In closing - what's our application here? First, FOLLOW Jesus. Check out His claims, read the gospels, come face to face with the man the disciples came to know. You may at first have objections like Nathanael; but Philip didn't try to out-debate his scholar friend but simply said, "Come and see." Once you meet the Risen One, objections tend to gradually resolve themselves as you grasp how special and powerful He is.

Second, FIND A FRIEND. Andrew and Philip didn't go knocking door-to-door (not that there's anything wrong with that)...When you get really great news, who do you naturally want to share it with? Your friends and family! Cross those relational bridges - they're the people you've built a level of trust with over time. You don't need a degree in apologetics, or be able to convincingly answer every doubt and objection they might raise. "The first thing Andrew did was to find his brother Simon and tell him, 'We have found the Messiah'...and he brought him to Jesus." Philip found Nathanael, told him, and when Nathanael expressed a doubt said simply, "Come and see."

Follow; bring a friend; and FIND A FIG TREE. Carve out time from your busy day like Nathanael did; draw apart for TAWG-time, "Time Alone With God". Whatever Nate was doing there - studying, meditating on Scripture, praying - Jesus saw him and heard him. Protect your one-on-one time for spiritual pursuit and hearing God's voice, lest it get drowned out by the noise of the sea of social media, phone calls, emails, commercials - the myriad of ways the Enemy has of interrupting and distracting you from Him who has fashioned you for communion with Himself.
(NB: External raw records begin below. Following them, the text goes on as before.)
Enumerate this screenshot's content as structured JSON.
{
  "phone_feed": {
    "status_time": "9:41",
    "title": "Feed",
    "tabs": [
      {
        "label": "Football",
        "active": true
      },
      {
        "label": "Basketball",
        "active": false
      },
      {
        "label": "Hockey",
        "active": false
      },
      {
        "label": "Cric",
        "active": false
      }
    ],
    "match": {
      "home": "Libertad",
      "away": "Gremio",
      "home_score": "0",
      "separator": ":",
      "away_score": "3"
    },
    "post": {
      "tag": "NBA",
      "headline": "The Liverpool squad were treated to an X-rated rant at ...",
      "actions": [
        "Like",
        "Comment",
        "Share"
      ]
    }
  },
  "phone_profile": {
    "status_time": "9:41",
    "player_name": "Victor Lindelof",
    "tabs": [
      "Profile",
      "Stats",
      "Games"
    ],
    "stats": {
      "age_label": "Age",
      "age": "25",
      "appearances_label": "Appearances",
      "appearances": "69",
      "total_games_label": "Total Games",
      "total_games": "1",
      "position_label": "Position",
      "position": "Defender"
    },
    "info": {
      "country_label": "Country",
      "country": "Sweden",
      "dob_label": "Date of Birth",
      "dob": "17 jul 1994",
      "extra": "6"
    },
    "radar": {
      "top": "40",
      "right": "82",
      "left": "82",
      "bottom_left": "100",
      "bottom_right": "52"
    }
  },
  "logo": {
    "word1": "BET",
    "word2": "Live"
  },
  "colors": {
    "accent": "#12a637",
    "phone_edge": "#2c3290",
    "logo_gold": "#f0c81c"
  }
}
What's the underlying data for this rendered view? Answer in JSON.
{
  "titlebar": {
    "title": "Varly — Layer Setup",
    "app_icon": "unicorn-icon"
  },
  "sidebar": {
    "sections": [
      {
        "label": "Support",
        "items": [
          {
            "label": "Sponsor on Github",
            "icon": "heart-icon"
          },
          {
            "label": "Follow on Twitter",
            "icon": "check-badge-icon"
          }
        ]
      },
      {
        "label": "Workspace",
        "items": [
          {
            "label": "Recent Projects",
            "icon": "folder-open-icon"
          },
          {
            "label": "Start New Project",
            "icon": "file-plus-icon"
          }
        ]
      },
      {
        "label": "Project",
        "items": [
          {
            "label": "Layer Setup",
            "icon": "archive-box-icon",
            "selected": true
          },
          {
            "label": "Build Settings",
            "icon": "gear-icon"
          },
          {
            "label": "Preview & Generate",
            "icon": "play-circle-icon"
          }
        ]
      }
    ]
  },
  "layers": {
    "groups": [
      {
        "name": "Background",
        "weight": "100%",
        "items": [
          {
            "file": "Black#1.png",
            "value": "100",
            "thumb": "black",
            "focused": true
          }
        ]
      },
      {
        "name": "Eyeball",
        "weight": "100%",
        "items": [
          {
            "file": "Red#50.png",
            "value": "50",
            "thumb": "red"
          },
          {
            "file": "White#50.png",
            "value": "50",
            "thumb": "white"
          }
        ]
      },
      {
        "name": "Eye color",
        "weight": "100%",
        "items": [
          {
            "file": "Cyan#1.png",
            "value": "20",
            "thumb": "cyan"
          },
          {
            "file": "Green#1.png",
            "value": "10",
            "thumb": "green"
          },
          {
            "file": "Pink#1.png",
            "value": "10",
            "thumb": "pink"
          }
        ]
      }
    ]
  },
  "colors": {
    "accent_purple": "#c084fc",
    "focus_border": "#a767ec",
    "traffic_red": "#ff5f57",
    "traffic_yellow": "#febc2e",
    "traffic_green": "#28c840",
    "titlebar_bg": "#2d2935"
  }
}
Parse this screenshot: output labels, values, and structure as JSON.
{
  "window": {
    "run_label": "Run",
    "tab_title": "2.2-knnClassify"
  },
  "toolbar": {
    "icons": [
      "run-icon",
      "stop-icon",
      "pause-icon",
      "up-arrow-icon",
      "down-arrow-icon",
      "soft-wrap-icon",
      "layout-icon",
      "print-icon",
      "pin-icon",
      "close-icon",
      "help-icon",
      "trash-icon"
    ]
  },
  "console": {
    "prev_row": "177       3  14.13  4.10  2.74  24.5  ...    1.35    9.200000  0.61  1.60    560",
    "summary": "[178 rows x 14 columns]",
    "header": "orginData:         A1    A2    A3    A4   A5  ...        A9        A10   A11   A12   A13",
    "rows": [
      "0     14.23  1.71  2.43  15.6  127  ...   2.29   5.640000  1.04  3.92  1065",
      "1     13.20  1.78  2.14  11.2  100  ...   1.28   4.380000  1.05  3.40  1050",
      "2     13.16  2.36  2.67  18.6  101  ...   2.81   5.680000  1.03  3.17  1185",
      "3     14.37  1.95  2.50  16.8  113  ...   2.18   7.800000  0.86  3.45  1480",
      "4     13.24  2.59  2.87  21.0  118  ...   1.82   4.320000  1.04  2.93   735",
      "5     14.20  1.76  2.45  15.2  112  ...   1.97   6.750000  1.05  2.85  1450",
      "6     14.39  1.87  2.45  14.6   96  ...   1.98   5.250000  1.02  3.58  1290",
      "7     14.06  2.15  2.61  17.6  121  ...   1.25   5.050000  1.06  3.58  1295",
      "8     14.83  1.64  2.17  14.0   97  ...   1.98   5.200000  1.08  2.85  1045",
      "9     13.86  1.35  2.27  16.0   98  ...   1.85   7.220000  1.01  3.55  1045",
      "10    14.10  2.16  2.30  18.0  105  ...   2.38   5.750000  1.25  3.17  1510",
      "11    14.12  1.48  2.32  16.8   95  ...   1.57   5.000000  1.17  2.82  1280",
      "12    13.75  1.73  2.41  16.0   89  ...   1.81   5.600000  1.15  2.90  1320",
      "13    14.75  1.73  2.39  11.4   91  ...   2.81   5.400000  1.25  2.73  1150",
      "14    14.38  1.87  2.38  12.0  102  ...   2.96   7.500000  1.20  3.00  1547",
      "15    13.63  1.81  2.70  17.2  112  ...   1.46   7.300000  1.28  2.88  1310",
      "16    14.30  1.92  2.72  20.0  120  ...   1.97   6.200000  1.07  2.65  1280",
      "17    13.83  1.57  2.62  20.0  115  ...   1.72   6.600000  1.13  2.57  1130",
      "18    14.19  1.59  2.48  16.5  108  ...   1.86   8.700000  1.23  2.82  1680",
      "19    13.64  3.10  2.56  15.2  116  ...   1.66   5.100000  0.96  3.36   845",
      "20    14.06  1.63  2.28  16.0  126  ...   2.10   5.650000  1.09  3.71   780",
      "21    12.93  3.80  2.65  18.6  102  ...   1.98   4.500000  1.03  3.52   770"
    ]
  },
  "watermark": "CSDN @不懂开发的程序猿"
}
As Emily wrote in her post: "If I have a thousand blog posts or Twitter followers but have not love, I am nothing.If I write encouraging statuses and give to online charities but have not love, I am but a gong or a clanging cymbal." Cultivate your love for God in secret, then share His love with a friend in society. Keep contact with Jesus, the one true "stairway to heaven". Let's pray.